Print the listing in its entirety and exactly, leaving out images.

[PROVIDED INFORMATION — start]

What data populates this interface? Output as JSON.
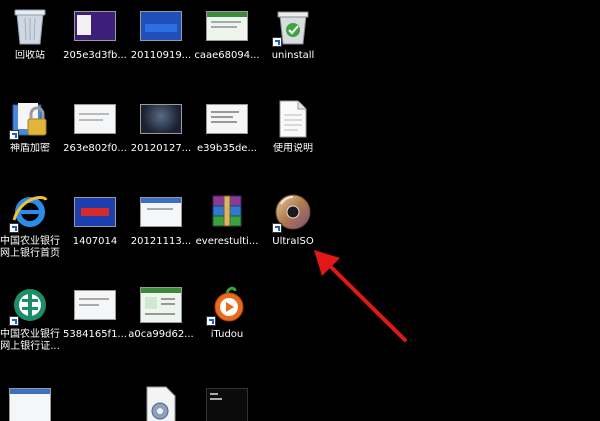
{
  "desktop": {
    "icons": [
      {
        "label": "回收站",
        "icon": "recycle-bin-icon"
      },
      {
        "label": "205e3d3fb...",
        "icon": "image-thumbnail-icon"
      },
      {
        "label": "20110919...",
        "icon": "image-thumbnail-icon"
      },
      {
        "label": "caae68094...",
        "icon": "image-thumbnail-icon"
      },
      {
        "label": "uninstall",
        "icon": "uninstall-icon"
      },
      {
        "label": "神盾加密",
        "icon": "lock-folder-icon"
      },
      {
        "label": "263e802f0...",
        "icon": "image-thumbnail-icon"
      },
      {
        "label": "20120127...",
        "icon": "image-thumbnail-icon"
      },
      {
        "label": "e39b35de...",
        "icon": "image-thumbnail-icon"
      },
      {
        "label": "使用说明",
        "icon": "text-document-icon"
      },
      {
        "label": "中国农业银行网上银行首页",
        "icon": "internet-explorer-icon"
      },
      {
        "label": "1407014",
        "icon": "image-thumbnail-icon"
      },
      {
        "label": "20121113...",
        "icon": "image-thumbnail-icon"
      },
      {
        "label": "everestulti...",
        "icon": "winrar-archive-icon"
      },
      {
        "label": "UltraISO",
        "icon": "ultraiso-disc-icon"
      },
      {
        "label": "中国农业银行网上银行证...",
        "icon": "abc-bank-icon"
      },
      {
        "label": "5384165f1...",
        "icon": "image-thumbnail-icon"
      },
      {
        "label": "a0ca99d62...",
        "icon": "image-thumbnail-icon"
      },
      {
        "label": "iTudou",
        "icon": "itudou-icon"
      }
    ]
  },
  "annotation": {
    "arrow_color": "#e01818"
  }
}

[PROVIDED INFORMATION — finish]

• [SOLUTION]:
What data populates this interface? Output as JSON.
{
  "desktop": {
    "icons": [
      {
        "label": "回收站",
        "icon": "recycle-bin-icon"
      },
      {
        "label": "205e3d3fb...",
        "icon": "image-thumbnail-icon"
      },
      {
        "label": "20110919...",
        "icon": "image-thumbnail-icon"
      },
      {
        "label": "caae68094...",
        "icon": "image-thumbnail-icon"
      },
      {
        "label": "uninstall",
        "icon": "uninstall-icon"
      },
      {
        "label": "神盾加密",
        "icon": "lock-folder-icon"
      },
      {
        "label": "263e802f0...",
        "icon": "image-thumbnail-icon"
      },
      {
        "label": "20120127...",
        "icon": "image-thumbnail-icon"
      },
      {
        "label": "e39b35de...",
        "icon": "image-thumbnail-icon"
      },
      {
        "label": "使用说明",
        "icon": "text-document-icon"
      },
      {
        "label": "中国农业银行网上银行首页",
        "icon": "internet-explorer-icon"
      },
      {
        "label": "1407014",
        "icon": "image-thumbnail-icon"
      },
      {
        "label": "20121113...",
        "icon": "image-thumbnail-icon"
      },
      {
        "label": "everestulti...",
        "icon": "winrar-archive-icon"
      },
      {
        "label": "UltraISO",
        "icon": "ultraiso-disc-icon"
      },
      {
        "label": "中国农业银行网上银行证...",
        "icon": "abc-bank-icon"
      },
      {
        "label": "5384165f1...",
        "icon": "image-thumbnail-icon"
      },
      {
        "label": "a0ca99d62...",
        "icon": "image-thumbnail-icon"
      },
      {
        "label": "iTudou",
        "icon": "itudou-icon"
      }
    ]
  },
  "annotation": {
    "arrow_color": "#e01818"
  }
}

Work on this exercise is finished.